* **ASSIGNMENT**: Look through the data below. Show each line where the string "Sort" occurs.

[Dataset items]
____

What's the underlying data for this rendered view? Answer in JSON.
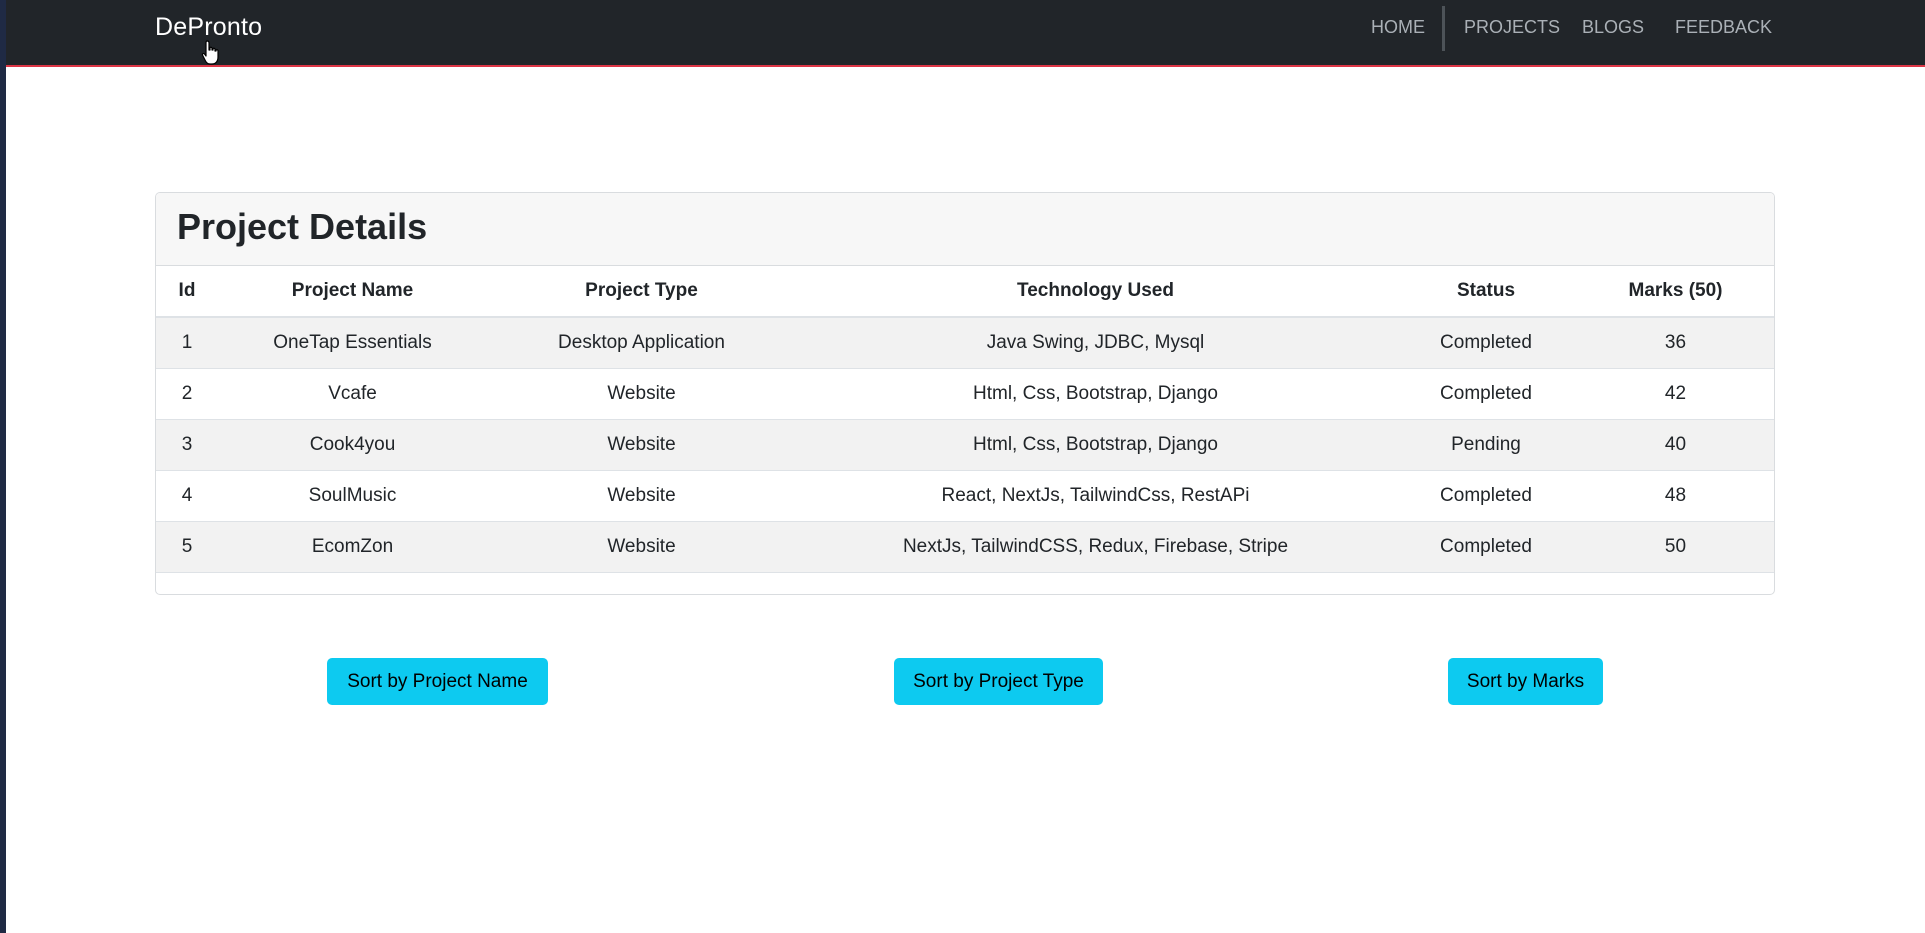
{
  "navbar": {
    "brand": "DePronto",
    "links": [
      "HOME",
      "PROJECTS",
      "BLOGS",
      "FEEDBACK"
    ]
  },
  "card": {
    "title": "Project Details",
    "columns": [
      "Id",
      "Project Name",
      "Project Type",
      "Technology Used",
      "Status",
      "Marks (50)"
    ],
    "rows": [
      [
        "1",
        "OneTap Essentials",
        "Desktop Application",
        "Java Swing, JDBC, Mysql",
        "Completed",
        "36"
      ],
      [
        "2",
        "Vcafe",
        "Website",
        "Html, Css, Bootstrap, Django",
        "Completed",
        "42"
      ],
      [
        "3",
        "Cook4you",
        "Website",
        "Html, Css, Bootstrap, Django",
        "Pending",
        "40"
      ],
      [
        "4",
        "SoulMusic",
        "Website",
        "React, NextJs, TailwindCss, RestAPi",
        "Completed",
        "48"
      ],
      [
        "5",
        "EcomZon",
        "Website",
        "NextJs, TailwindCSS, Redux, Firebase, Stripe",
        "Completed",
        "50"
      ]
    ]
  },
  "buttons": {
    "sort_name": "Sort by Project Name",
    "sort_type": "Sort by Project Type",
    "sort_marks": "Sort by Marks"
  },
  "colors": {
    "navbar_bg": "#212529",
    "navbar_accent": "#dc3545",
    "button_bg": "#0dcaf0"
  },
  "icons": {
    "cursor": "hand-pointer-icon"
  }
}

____

* **OUTPUT OF THE EXERCISE**:
    "sort_name": "Sort by Project Name",
    "sort_type": "Sort by Project Type",
    "sort_marks": "Sort by Marks"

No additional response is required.